Wednesday, February 29, 2012
Jan Groover, Formalism is Everything @Borden
Comments/Context: Jan Groover passed away earlier this year, and while this show was already on the gallery's exhibition calendar, it now has the feeling of a memorial tribute or a summing up. Taking the form of a loose retrospective, it gathers together superlative work from four decades and examines Groover's evolving sense of photographic formalism. As I walked into the gallery, I had the immediate feeling of a weight being lifted off my shoulders, as if the sea of endless artistic mediocrity that I had been trudging through had fallen away. Here, at last, were a group of photographs made by someone who knew what she was doing.
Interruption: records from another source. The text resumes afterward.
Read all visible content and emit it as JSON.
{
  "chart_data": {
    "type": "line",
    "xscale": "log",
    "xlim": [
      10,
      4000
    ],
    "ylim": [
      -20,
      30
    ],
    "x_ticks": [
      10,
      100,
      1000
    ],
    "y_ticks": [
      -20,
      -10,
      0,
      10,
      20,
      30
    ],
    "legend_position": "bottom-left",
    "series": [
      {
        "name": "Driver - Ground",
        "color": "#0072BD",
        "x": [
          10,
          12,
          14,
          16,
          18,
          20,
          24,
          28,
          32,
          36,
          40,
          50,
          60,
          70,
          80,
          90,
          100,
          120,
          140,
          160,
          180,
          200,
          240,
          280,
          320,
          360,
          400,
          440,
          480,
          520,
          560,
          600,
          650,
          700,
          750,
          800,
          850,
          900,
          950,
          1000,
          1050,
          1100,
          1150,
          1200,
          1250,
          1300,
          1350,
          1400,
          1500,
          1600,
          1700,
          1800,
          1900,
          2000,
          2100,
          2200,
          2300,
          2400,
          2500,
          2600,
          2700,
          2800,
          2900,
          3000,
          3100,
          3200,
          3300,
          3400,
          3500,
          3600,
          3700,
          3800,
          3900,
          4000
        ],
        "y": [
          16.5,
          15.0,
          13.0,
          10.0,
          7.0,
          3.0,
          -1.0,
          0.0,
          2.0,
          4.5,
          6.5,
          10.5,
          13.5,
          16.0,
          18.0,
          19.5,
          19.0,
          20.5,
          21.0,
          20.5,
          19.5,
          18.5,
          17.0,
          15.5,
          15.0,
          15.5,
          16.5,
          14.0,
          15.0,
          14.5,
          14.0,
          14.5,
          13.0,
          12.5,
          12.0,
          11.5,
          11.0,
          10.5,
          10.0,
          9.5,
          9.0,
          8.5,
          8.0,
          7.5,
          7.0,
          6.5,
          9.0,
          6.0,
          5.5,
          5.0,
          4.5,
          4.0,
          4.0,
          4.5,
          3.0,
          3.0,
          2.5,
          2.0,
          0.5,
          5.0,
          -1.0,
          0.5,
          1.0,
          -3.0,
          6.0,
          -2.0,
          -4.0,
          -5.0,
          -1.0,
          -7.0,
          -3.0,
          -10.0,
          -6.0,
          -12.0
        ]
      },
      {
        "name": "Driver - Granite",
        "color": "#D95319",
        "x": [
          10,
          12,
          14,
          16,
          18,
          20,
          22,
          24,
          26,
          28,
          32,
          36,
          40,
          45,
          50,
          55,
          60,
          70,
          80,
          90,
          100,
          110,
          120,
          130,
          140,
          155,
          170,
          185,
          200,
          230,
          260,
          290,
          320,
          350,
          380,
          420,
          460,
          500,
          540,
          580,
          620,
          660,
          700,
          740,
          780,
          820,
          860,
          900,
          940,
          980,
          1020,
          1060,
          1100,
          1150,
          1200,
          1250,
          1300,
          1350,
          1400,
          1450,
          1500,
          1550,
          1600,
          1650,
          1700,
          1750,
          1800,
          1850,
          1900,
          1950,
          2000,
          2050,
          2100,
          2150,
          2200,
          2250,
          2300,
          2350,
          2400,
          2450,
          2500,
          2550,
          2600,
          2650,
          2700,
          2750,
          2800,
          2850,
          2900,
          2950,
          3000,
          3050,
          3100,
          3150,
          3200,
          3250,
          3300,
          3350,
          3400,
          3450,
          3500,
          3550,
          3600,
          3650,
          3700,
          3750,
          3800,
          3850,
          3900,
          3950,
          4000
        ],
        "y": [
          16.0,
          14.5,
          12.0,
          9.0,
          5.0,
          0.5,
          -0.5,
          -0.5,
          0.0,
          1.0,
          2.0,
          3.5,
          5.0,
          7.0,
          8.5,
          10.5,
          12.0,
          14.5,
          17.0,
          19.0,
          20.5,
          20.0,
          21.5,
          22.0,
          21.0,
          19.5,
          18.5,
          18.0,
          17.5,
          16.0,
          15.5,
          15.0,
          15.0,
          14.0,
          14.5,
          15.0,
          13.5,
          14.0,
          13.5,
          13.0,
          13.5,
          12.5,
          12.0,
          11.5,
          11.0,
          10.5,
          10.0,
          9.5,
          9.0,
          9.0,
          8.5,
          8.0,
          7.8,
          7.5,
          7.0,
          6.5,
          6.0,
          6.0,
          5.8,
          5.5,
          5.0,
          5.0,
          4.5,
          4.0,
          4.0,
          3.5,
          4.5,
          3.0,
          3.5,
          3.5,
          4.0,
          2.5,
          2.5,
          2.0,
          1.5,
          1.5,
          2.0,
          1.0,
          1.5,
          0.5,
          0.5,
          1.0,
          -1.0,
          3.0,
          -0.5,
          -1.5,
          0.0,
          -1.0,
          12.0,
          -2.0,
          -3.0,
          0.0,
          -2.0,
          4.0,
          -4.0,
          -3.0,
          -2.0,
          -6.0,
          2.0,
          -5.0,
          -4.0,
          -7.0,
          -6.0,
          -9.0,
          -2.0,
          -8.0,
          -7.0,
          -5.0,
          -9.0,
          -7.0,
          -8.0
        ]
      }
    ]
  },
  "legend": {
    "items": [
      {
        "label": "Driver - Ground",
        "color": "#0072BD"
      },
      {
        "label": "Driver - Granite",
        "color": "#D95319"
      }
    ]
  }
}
Groover's kitchen sink still lifes from the late 1970s are perhaps her best known works, and they haven't lost one iota of their ability to astound some thirty years later. Whether in silvery tactile platinum or seductive color, they explore the essence of form, where the tines of a fork, the edge of a bowl, the scallop of a cake tin, and the flatness of a knife are carefully arranged to intersect and react, creating both reflections and areas of negative space that bring harmony to the compositions. The addition of a chambered nautilus, glass bowls, and whorled, undulating green peppers gave her even more shapes and volumes to play with, leading to overlapping lines and voids of grace and sophistication. Part of me is completely flabbergasted that these bravura kitchen images are still floating around; they should all be in museums by now.
While this show isn't a comprehensive scholarly statement on Groover's long and productive career, it is undeniably a powerful sampler of control and craft. It deftly combines wow moments, unexpected treasures, and deservedly iconic images into an impressively heady mix. In the end, her work is an attention-grabbing reminder for me that words like meticulous, restrained, precise, ordered, and disciplined still have a central place in the vocabulary of photography.
Collector's POV: The prints in this show range in price from $9000 to $35000, based on age and scarcity. Groover's work is not routinely available in the secondary markets, and auction outcomes in recent years (between $1000 and $13000) may not be entirely representative of the market for her best images.
Jan Groover, Formalism is Everything
Through March 17th
Janet Borden, Inc.
New York, NY 10012